WHAT IS REQUIRED | Using the records underneath, tally the lines where the word "title" appears and please give only the count.

Data records for software interfaces
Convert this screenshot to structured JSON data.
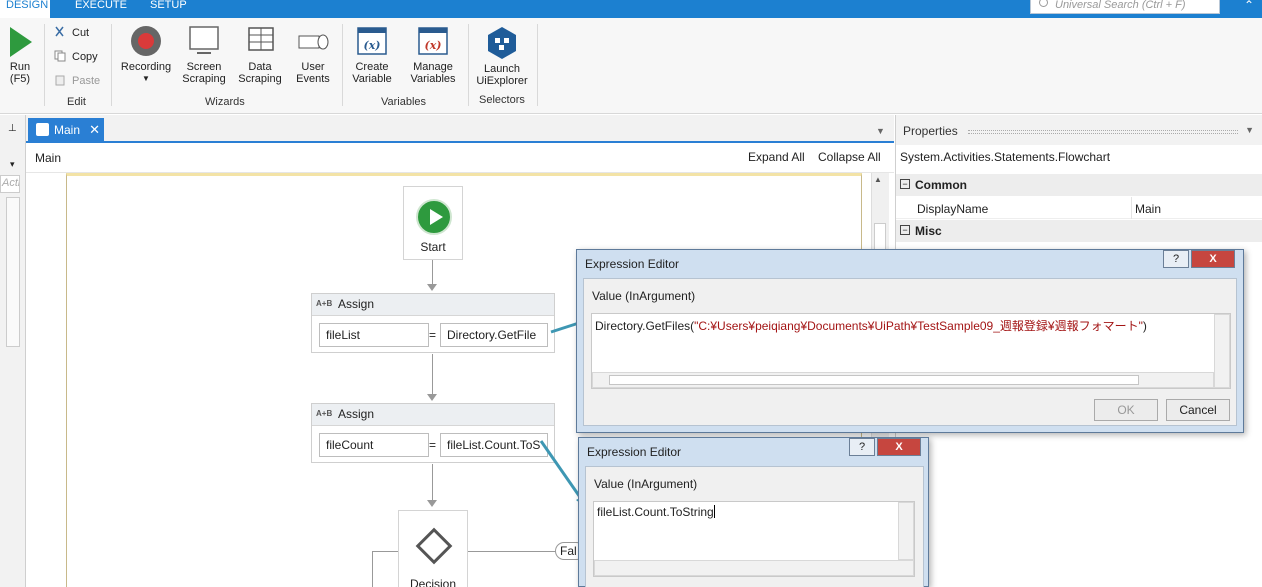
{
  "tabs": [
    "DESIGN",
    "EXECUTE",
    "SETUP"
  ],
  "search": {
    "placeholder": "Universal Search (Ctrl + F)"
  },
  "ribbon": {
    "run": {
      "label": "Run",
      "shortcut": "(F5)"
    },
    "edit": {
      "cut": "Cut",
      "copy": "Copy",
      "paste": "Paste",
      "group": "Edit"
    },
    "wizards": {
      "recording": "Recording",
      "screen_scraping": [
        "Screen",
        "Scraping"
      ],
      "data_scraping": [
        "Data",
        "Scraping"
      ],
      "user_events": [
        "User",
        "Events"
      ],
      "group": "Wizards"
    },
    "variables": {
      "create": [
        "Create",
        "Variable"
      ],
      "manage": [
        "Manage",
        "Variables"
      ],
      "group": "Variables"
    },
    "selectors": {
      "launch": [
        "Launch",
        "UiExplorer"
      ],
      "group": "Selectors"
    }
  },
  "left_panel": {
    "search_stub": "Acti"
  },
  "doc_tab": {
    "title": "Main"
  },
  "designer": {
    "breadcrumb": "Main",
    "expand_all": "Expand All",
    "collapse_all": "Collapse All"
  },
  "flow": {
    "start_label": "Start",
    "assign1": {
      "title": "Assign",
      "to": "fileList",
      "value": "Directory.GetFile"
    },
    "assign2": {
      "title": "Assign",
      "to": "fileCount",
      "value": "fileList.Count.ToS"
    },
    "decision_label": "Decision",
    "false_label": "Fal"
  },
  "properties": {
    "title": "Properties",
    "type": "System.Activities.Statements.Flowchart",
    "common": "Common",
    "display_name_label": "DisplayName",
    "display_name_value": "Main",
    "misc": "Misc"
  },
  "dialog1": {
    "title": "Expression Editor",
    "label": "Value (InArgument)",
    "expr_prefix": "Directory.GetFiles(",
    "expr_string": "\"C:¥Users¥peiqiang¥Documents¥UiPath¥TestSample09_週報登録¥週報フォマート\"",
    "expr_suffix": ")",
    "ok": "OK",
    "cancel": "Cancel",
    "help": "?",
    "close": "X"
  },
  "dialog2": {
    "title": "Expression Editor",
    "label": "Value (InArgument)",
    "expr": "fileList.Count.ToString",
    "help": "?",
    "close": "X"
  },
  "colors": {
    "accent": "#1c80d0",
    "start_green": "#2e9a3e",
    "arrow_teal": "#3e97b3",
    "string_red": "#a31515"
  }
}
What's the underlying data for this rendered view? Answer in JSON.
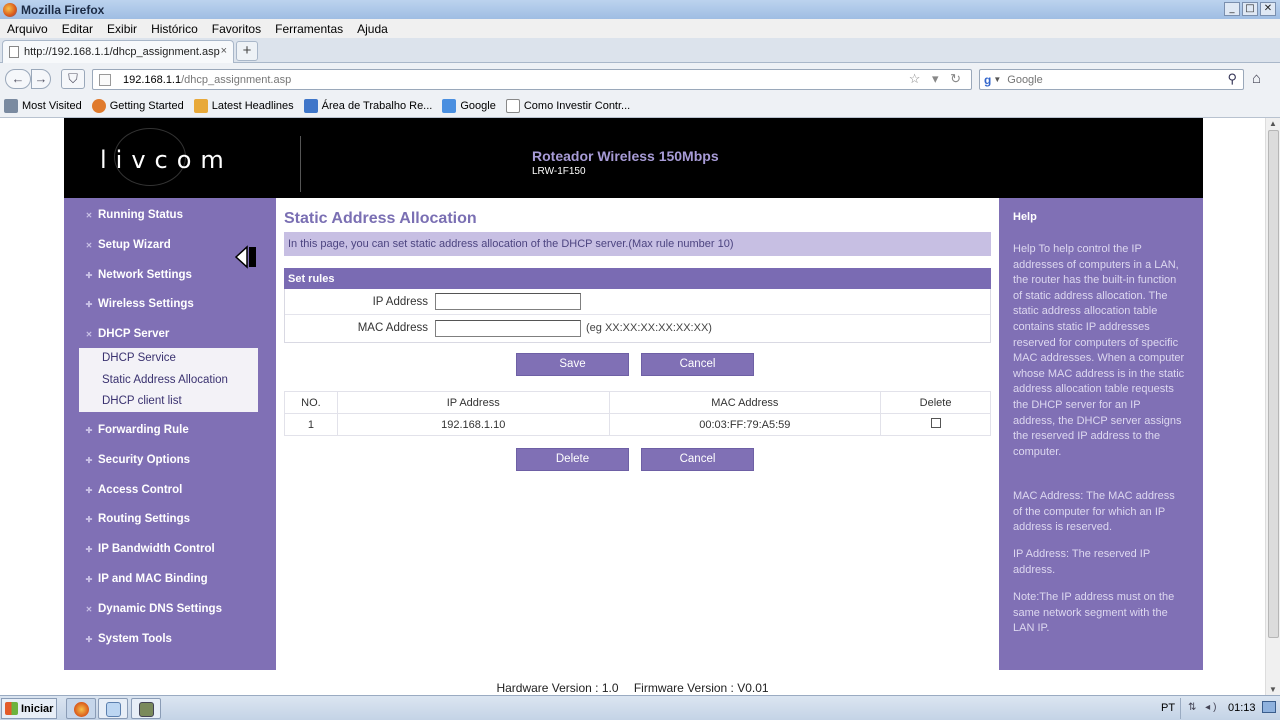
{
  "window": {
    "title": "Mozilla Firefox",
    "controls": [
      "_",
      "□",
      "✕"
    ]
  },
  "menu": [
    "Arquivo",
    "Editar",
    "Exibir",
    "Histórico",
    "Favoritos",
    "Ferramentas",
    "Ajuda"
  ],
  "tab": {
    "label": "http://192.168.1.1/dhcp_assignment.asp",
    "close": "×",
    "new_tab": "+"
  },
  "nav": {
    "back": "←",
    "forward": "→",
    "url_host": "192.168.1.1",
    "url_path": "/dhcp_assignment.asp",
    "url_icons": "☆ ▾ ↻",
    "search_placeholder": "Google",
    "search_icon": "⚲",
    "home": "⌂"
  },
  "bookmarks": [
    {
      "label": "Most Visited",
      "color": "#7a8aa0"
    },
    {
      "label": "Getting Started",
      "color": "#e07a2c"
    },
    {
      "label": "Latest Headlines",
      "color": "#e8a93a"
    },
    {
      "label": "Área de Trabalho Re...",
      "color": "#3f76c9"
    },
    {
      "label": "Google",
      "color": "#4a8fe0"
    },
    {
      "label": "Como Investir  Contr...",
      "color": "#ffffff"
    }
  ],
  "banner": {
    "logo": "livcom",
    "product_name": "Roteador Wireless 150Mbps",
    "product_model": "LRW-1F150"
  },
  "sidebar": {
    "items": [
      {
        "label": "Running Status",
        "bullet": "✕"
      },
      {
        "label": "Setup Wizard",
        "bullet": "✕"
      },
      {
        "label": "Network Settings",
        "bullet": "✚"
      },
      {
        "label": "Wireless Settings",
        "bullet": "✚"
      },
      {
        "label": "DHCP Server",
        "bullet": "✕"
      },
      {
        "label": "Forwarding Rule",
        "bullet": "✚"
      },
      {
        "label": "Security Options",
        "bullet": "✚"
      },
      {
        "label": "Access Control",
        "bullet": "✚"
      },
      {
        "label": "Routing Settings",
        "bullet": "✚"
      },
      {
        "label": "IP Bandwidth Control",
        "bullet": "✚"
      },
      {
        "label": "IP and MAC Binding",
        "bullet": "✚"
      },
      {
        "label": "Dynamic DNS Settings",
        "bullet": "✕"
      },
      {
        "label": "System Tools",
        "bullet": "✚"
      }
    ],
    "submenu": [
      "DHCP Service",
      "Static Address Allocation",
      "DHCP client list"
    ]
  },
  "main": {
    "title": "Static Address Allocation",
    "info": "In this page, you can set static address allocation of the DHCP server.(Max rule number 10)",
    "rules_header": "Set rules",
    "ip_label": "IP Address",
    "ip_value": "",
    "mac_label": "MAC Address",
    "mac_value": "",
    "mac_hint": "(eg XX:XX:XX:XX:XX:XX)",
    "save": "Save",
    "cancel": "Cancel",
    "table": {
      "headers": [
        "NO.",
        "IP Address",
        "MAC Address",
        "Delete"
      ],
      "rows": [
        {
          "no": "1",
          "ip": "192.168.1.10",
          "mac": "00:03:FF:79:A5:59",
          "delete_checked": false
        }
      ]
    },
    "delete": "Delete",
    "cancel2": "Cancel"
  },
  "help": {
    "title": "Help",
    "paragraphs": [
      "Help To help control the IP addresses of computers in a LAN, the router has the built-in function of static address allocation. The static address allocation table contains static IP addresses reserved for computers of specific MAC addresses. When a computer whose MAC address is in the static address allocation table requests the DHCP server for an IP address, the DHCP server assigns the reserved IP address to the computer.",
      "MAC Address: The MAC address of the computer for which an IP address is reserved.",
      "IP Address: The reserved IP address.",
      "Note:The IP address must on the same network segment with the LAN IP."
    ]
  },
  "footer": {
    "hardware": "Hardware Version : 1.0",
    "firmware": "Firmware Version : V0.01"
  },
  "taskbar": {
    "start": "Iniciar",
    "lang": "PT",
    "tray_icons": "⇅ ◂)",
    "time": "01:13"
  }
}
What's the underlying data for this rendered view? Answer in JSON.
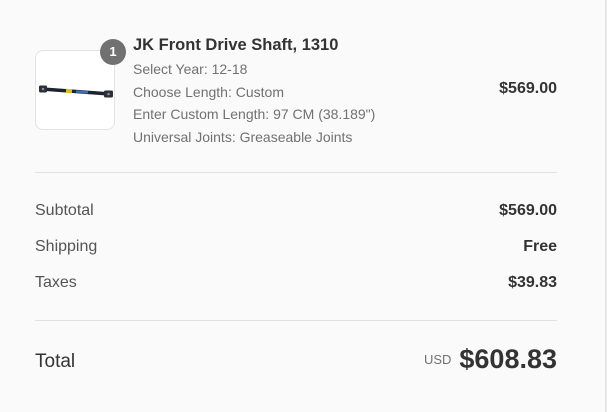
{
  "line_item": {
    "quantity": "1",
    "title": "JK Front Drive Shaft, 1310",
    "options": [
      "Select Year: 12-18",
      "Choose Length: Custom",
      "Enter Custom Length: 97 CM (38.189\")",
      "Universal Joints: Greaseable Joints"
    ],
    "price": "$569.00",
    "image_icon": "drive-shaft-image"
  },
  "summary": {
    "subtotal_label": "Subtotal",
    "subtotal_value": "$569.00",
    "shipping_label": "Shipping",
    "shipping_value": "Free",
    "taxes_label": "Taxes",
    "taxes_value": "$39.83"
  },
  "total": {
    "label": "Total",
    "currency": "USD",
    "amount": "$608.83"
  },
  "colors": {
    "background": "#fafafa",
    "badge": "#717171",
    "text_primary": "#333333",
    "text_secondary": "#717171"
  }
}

PROBLEM SOLUTION | 10